Requirement -
The expected output is every line below, reproduced exactly.

Element data from apps and pages:

- - - -

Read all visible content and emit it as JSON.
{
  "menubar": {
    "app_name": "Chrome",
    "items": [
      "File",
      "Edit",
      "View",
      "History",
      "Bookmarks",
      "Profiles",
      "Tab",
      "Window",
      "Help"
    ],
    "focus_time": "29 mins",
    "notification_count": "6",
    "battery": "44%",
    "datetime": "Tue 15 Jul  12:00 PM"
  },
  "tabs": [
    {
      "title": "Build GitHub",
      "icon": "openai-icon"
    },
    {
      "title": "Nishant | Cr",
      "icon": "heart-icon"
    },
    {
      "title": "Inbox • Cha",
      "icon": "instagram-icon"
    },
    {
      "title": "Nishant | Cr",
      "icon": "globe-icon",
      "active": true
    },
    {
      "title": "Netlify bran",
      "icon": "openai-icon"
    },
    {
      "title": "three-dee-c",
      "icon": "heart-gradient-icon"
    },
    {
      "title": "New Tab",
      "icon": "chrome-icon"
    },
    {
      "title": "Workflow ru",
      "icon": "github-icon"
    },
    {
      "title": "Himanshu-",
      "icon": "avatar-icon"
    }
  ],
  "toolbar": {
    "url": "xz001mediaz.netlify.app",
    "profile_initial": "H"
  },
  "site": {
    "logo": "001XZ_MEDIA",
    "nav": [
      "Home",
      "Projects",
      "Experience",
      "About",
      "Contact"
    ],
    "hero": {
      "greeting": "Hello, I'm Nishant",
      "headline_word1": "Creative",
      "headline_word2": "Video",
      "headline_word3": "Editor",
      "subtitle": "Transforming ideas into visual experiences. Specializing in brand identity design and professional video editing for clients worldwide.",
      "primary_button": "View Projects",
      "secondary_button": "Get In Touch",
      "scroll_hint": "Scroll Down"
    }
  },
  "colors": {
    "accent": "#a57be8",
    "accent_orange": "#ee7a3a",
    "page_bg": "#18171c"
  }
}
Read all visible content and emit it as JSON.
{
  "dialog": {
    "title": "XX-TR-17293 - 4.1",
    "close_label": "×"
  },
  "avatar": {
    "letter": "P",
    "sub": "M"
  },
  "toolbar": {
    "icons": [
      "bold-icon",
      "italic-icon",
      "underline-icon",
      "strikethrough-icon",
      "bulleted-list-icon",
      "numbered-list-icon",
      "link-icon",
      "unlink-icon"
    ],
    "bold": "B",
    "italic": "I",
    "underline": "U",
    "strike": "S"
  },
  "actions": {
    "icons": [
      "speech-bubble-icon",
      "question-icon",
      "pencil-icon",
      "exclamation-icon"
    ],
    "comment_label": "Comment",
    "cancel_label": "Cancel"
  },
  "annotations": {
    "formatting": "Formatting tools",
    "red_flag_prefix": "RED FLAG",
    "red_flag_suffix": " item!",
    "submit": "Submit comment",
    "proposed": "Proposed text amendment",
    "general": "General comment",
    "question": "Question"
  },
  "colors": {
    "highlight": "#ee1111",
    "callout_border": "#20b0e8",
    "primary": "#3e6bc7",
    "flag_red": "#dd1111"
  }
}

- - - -

Result -
Read all visible content and emit it as JSON.
{
  "menubar": {
    "app_name": "Chrome",
    "items": [
      "File",
      "Edit",
      "View",
      "History",
      "Bookmarks",
      "Profiles",
      "Tab",
      "Window",
      "Help"
    ],
    "focus_time": "29 mins",
    "notification_count": "6",
    "battery": "44%",
    "datetime": "Tue 15 Jul  12:00 PM"
  },
  "tabs": [
    {
      "title": "Build GitHub",
      "icon": "openai-icon"
    },
    {
      "title": "Nishant | Cr",
      "icon": "heart-icon"
    },
    {
      "title": "Inbox • Cha",
      "icon": "instagram-icon"
    },
    {
      "title": "Nishant | Cr",
      "icon": "globe-icon",
      "active": true
    },
    {
      "title": "Netlify bran",
      "icon": "openai-icon"
    },
    {
      "title": "three-dee-c",
      "icon": "heart-gradient-icon"
    },
    {
      "title": "New Tab",
      "icon": "chrome-icon"
    },
    {
      "title": "Workflow ru",
      "icon": "github-icon"
    },
    {
      "title": "Himanshu-",
      "icon": "avatar-icon"
    }
  ],
  "toolbar": {
    "url": "xz001mediaz.netlify.app",
    "profile_initial": "H"
  },
  "site": {
    "logo": "001XZ_MEDIA",
    "nav": [
      "Home",
      "Projects",
      "Experience",
      "About",
      "Contact"
    ],
    "hero": {
      "greeting": "Hello, I'm Nishant",
      "headline_word1": "Creative",
      "headline_word2": "Video",
      "headline_word3": "Editor",
      "subtitle": "Transforming ideas into visual experiences. Specializing in brand identity design and professional video editing for clients worldwide.",
      "primary_button": "View Projects",
      "secondary_button": "Get In Touch",
      "scroll_hint": "Scroll Down"
    }
  },
  "colors": {
    "accent": "#a57be8",
    "accent_orange": "#ee7a3a",
    "page_bg": "#18171c"
  }
}
Read all visible content and emit it as JSON.
{
  "dialog": {
    "title": "XX-TR-17293 - 4.1",
    "close_label": "×"
  },
  "avatar": {
    "letter": "P",
    "sub": "M"
  },
  "toolbar": {
    "icons": [
      "bold-icon",
      "italic-icon",
      "underline-icon",
      "strikethrough-icon",
      "bulleted-list-icon",
      "numbered-list-icon",
      "link-icon",
      "unlink-icon"
    ],
    "bold": "B",
    "italic": "I",
    "underline": "U",
    "strike": "S"
  },
  "actions": {
    "icons": [
      "speech-bubble-icon",
      "question-icon",
      "pencil-icon",
      "exclamation-icon"
    ],
    "comment_label": "Comment",
    "cancel_label": "Cancel"
  },
  "annotations": {
    "formatting": "Formatting tools",
    "red_flag_prefix": "RED FLAG",
    "red_flag_suffix": " item!",
    "submit": "Submit comment",
    "proposed": "Proposed text amendment",
    "general": "General comment",
    "question": "Question"
  },
  "colors": {
    "highlight": "#ee1111",
    "callout_border": "#20b0e8",
    "primary": "#3e6bc7",
    "flag_red": "#dd1111"
  }
}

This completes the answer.